The test fee is not cheap either. It is not an amount that any student can easily afford. The test fee in the UK is priced at 110 sterling pounds per attempt. Test results that have lapsed for two years is generally considered as outdated by the immigration department and a new test has to be taken. However, no official figures have been released to show how big the UK English proficiency test market really is. According to anecdotal evidence, the similar market in Australia is estimated about 27 million sterling pounds. Archived records from the UK Department of Education and Employment also showed that British English language products were worth about 800 million sterling pounds in 1988. This huge figure is not surprising because most students will pay additional money to go for IELTS focused tuition.
On the other side of the globe, the Australian Immigration and Citizenship Minister Chris Evans have indicated that alternative English proficiency tests will soon be recognised for immigration purposes. Many other test providers welcome this decision. One of them is the Test of English as a Foreign Language (TOEFL), which is designed by the Americans in 1964. Another new test provider, world-wide publisher Pearson, is also said to have applied to the Australian government for an official status. These competitors are very keen to bite off some market share of IELTS.
Australian Minister’s decision is likely to be influenced by the fact that the Australian economy relies a lot on overseas students. The influx of Chinese, Indian and Iranian students are now at the highest in history. These emerging countries have fast growing economies and parents are now financially capable to send their children to Australia, UK and the USA for education. However, not all of the students would have chosen to take IELTS. Many of them would have taken TOEFL because they are also applying to academic institutions in the USA. It is wise of the Australian Minister to realise that by making IELTS the only option, it is likely to alienate potential overseas students together with the school fees they bring to Australia.
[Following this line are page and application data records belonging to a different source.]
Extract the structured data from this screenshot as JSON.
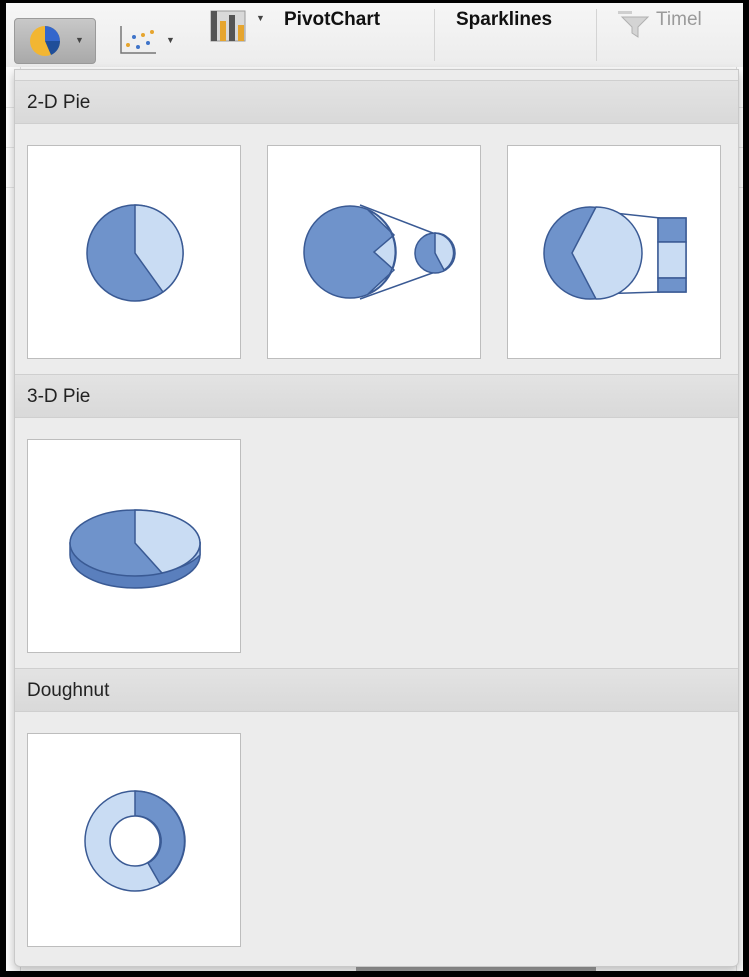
{
  "ribbon": {
    "pivotchart_label": "PivotChart",
    "sparklines_label": "Sparklines",
    "timeline_label": "Timel",
    "icons": [
      "pie-chart-icon",
      "scatter-chart-icon",
      "pivotchart-icon",
      "timeline-filter-icon"
    ]
  },
  "sections": [
    {
      "title": "2-D Pie",
      "items": [
        "pie",
        "pie-of-pie",
        "bar-of-pie"
      ]
    },
    {
      "title": "3-D Pie",
      "items": [
        "3d-pie"
      ]
    },
    {
      "title": "Doughnut",
      "items": [
        "doughnut"
      ]
    }
  ],
  "colors": {
    "dark_slice": "#6f93cb",
    "light_slice": "#c9dcf3",
    "outline": "#3a5a94"
  }
}
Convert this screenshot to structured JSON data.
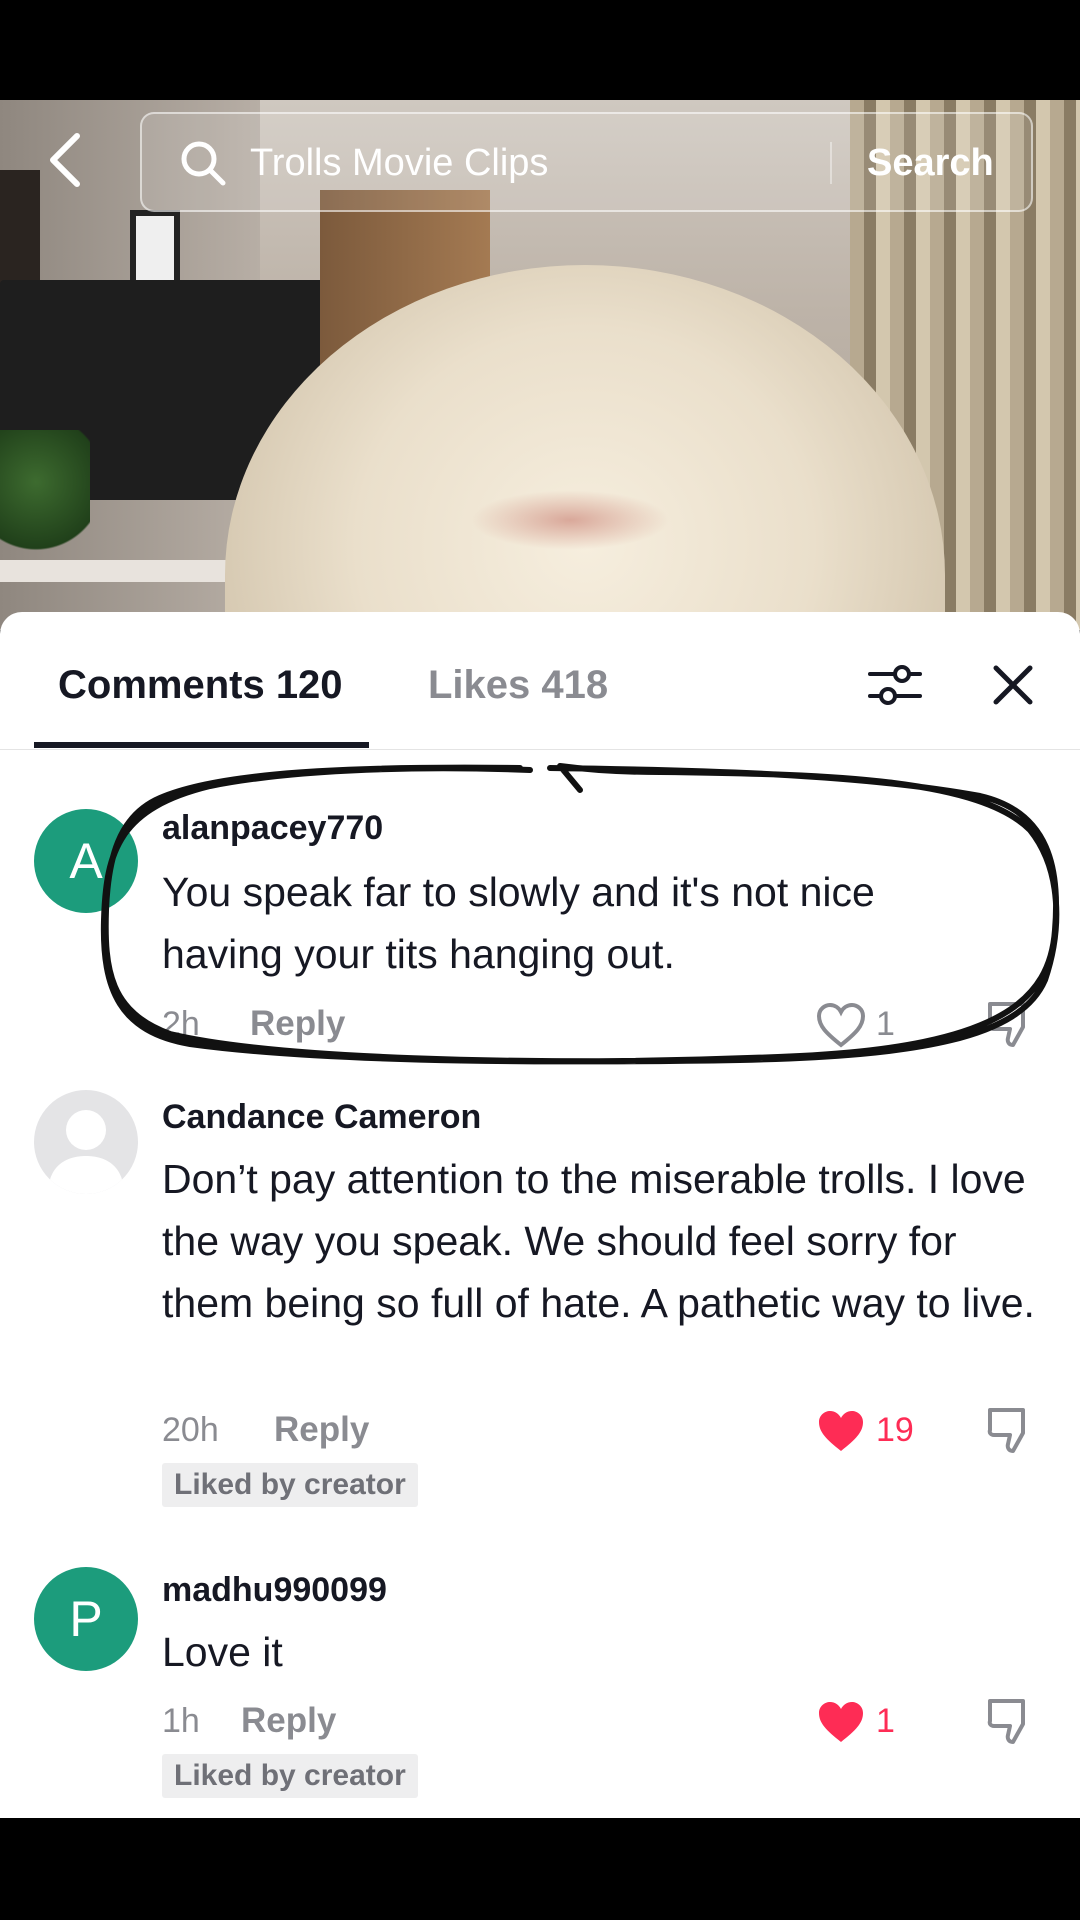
{
  "search": {
    "query": "Trolls Movie Clips",
    "button_label": "Search"
  },
  "tabs": {
    "comments_label": "Comments 120",
    "likes_label": "Likes 418"
  },
  "comments": [
    {
      "avatar_letter": "A",
      "username": "alanpacey770",
      "text": "You speak far to slowly and it's not nice having your tits hanging out.",
      "time": "2h",
      "reply_label": "Reply",
      "likes": "1",
      "liked": false
    },
    {
      "avatar_letter": "",
      "username": "Candance Cameron",
      "text": "Don’t pay attention to the miserable trolls. I love the way you speak. We should feel sorry for them being so full of hate. A pathetic way to live.",
      "time": "20h",
      "reply_label": "Reply",
      "likes": "19",
      "liked": true,
      "badge": "Liked by creator"
    },
    {
      "avatar_letter": "P",
      "username": "madhu990099",
      "text": "Love it",
      "time": "1h",
      "reply_label": "Reply",
      "likes": "1",
      "liked": true,
      "badge": "Liked by creator"
    }
  ],
  "colors": {
    "liked_red": "#fe2c55",
    "avatar_green": "#1c9c7c",
    "muted_text": "#8a8b91",
    "primary_text": "#161823"
  },
  "icons": [
    "back-arrow-icon",
    "search-icon",
    "filter-icon",
    "close-icon",
    "heart-icon",
    "dislike-icon"
  ]
}
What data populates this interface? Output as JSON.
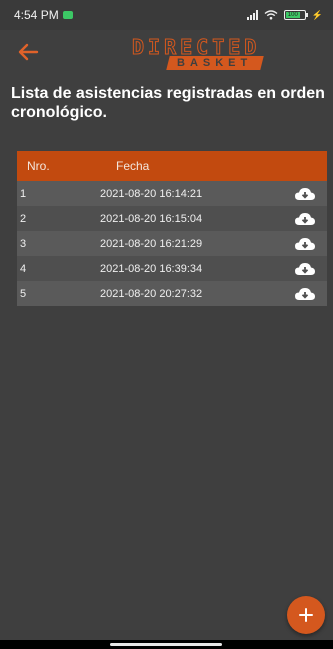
{
  "status_bar": {
    "time": "4:54 PM",
    "battery": "100"
  },
  "header": {
    "logo_top": "DIRECTED",
    "logo_bottom": "BASKET",
    "back_icon": "arrow-left-icon"
  },
  "page": {
    "title": "Lista de asistencias registradas en orden cronológico."
  },
  "table": {
    "columns": [
      "Nro.",
      "Fecha"
    ],
    "rows": [
      {
        "nro": "1",
        "fecha": "2021-08-20 16:14:21"
      },
      {
        "nro": "2",
        "fecha": "2021-08-20 16:15:04"
      },
      {
        "nro": "3",
        "fecha": "2021-08-20 16:21:29"
      },
      {
        "nro": "4",
        "fecha": "2021-08-20 16:39:34"
      },
      {
        "nro": "5",
        "fecha": "2021-08-20 20:27:32"
      }
    ],
    "row_icon": "cloud-download-icon"
  },
  "fab": {
    "icon": "plus-icon"
  },
  "colors": {
    "background": "#3f3f3f",
    "accent": "#d4581e",
    "header_row": "#c24a0f"
  }
}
IELTS also came under some bad press in November 2009 in India. The British Council is responsible for administering the IELTS in India; however, their employees have been alleged to be taking money to sit the exam for others. Critics commented the issue here is because the British Council does not submit itself to any external audit. They also argued that unless IELTS is taken off the monopoly seat, these fraudulent incidents will continue.
Perhaps it is true when an organisation is in a monopoly position; it is also very susceptible to being abused. I think we should seriously re-assess our approach to the English proficiency test in the UK.